• The New York Times reports on how environmental groups are becoming more disenchanted with Obama in light of his recent vocal support of nuclear energy and offshore drilling.
• "A new type of nuclear reactor -- smaller than a rail car and one tenth the cost of a big plant -- is emerging as a contender to reshape the nation's resurgent nuclear power industry," the Wall Street Journal reports.
Transportation: TSA Begins Swabbing Air Travelers' Hands
• "The Transportation Security Administration will begin randomly swabbing U.S. travelers' hands and baggage for explosives beyond security checkpoints at airports starting" today, "the latest increase in aviation security measures after the failed bombing attempt of a jetliner on Christmas, the agency announced Wednesday," the Washington Post reports.
• "Fewer airline crashes occurred around the world in 2009 than during the previous year, but deaths were up, an industry group said" today, AP reports.
• "A subpoena from Congress could be next for Toyota's top executive after he declined a committee appearance Wednesday," The Hill reports. "The office of the top Republican on the House Oversight and Government Reform Committee, Rep. Darrell Issa (R-Calif.), said that Issa and committee Chairman Edolphus Towns (D-N.Y.) would take further steps to get testimony from Toyota CEO Akio Toyoda on his company's recent safety recalls."
• "Toyota Motor Corp. and U.S. regulators are looking into possible steering problems in the company's popular Corolla compact, the latest quality issue to surface in the wake of two recalls that covered millions of vehicles and forced Toyota to halt U.S. sales of eight models," the Wall Street Journal (subscription) reports.
Technology: Census Software Is Full Of Defects, Watchdog Says
• "A key software system for the 2010 Census is behind schedule and full of defects, and it will have to be scaled back to ensure an accurate count of the U.S. population, according to a government watchdog report," USA Today reports.
• "A prominent consumer advocate warned" on Wednesday "that an FCC proposal to bring ultrafast broadband service to 100 million households over the next decade -- at the sizzling speed of 100 megabits per second -- would leave up to 30 million households without access to the technology," CongressDailyPM (subscription) reports.
• "More than 75,000 computer systems at nearly 2,500 companies in the United States and around the world have been hacked in what appears to be one of the largest and most sophisticated attacks by cyber criminals discovered to date, according to a northern Virginia security firm," the Washington Post reports.
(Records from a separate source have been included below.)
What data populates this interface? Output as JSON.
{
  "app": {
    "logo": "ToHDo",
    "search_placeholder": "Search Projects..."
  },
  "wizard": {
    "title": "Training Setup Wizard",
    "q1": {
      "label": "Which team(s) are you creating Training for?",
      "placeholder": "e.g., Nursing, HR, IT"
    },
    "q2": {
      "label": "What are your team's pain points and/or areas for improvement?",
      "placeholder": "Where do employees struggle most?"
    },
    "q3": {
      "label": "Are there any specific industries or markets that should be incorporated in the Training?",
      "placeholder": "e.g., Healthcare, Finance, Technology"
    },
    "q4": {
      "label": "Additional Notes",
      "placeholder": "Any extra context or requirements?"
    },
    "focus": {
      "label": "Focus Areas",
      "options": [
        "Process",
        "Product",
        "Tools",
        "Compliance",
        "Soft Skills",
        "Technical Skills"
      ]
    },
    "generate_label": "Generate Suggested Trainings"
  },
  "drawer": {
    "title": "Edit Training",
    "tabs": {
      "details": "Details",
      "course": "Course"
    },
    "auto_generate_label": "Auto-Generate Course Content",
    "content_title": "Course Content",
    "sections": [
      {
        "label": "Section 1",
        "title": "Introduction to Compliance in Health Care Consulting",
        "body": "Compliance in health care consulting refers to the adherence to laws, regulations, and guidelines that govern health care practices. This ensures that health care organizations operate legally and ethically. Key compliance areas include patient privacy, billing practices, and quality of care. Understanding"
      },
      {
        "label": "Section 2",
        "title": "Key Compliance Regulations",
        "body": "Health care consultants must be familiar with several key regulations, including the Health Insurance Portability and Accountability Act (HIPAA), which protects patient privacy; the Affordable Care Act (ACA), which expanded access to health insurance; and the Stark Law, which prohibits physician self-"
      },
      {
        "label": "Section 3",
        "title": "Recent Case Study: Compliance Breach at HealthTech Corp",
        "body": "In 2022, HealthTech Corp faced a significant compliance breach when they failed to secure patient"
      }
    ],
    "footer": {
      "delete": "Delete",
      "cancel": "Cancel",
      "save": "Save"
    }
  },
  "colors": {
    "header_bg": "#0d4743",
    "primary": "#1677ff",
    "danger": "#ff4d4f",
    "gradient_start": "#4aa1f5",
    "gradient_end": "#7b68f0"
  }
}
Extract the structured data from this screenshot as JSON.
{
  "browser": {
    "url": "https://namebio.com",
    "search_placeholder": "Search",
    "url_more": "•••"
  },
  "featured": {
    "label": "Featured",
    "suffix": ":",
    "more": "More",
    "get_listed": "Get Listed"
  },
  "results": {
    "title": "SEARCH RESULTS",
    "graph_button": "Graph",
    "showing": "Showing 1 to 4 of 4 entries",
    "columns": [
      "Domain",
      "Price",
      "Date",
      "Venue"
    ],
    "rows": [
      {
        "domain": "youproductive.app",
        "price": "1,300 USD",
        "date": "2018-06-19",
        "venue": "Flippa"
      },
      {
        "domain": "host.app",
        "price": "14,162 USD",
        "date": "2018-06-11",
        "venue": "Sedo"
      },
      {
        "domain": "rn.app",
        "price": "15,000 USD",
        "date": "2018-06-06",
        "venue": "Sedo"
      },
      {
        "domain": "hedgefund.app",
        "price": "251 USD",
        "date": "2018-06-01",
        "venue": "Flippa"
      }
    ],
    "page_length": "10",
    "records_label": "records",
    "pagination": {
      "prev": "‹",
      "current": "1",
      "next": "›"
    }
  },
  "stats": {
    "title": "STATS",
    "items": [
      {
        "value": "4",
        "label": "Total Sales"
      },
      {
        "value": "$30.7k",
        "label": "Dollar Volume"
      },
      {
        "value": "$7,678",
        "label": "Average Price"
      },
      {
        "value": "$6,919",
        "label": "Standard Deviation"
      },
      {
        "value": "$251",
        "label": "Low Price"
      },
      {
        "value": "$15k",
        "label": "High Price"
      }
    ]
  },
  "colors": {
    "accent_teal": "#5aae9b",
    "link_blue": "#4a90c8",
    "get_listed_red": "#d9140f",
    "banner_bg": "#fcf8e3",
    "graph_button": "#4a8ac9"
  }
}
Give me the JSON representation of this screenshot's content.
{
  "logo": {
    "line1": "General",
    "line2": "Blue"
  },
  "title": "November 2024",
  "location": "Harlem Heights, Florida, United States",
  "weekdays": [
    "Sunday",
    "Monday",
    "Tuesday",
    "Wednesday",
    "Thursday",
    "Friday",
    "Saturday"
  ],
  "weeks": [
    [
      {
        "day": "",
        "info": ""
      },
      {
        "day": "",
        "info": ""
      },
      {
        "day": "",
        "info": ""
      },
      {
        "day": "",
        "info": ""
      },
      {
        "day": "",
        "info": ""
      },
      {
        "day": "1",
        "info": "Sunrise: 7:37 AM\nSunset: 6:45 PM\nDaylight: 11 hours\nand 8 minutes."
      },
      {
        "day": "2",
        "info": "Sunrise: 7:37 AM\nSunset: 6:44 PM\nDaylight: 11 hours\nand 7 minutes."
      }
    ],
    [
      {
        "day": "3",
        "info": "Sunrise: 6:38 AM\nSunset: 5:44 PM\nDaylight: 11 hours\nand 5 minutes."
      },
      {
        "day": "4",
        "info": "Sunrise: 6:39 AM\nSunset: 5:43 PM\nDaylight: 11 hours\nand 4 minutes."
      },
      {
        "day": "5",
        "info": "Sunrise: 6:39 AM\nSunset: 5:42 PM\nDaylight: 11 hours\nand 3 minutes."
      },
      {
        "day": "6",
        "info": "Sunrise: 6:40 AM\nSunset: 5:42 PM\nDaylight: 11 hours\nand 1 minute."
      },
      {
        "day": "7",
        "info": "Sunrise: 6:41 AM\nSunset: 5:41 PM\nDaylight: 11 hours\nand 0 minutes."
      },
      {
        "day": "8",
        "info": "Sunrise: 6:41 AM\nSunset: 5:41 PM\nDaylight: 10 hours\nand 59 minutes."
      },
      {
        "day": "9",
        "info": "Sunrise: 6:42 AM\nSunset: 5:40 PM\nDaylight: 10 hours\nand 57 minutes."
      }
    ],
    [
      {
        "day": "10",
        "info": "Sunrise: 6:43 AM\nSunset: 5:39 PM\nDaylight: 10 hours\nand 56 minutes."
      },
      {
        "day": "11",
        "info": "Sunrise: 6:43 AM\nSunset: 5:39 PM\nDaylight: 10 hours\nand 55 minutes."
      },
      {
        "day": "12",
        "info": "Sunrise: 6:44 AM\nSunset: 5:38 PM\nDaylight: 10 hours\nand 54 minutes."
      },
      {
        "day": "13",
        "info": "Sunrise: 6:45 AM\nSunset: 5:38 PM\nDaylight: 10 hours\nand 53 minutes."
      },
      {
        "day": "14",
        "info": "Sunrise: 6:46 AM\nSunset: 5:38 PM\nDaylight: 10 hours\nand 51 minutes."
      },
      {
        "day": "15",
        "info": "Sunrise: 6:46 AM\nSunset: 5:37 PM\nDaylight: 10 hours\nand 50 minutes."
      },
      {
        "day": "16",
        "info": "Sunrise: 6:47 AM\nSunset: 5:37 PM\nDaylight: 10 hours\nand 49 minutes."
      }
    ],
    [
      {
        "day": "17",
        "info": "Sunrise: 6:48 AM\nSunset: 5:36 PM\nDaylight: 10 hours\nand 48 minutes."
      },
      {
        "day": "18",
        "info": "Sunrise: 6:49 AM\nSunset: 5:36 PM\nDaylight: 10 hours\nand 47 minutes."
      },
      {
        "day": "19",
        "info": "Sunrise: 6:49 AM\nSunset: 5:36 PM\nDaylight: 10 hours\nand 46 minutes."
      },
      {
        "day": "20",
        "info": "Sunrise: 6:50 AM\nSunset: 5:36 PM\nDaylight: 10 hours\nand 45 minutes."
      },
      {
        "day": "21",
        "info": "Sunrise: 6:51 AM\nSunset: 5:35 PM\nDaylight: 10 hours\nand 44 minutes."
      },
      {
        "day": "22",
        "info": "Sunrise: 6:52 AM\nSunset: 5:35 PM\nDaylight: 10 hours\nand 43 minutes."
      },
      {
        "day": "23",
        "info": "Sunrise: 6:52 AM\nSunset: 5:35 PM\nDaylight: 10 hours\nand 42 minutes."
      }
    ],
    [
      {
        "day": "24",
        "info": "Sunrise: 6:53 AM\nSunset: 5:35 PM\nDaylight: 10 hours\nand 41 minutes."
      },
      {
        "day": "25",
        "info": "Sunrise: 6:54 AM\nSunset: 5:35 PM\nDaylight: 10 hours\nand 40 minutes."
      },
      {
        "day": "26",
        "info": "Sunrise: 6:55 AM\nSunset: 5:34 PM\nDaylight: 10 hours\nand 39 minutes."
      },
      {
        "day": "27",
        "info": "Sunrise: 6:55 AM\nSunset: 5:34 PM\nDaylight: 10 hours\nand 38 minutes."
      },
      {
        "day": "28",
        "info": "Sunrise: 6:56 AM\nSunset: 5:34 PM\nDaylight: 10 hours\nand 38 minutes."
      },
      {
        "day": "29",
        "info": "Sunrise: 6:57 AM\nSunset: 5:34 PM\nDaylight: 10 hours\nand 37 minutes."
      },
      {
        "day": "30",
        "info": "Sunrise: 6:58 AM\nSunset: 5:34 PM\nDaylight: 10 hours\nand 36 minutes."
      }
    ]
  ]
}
• "Democrats and Republicans have tapped into the Google-Apple fight to debate whether the $787B stimulus is a success or flop," The Hill reports. "The parties released Web ads on Wednesday parodying commercials that have become staples of the two competing tech giants' marketing."
National Security: Pentagon Signals Fewer Contract Cancellations
• "The Pentagon's top weapons buyer, Ashton Carter, indicated on Wednesday that defense officials aren't planning another slew of high-profile contract cancellations over the next five years," The Hill reports. "Instead, Carter said that he works on a daily basis to protect the programs that are performing well, because even for a successful weapons contract there is 'no shortage of people that are out to get it.'"
• "A former U.S. Army sergeant became the latest person to plead guilty in a sprawling bribes-for-contracts scheme in Iraq in 2005 and 2006 that has ended the careers of five military officers," the Wall Street Journal reports. "Terry Hall, 44 years old, of Snellville, Ga., pleaded guilty Wednesday in U.S. District Court in Birmingham, Ala., to multiple counts of bribery, conspiracy, money-laundering and wire fraud."
Commentary: Charting The Future Of The Tea Party
• In Earlybird's Pundits & Editorials section, Karl Rove advises members of the Tea Party to "keep their distance" from both major parties.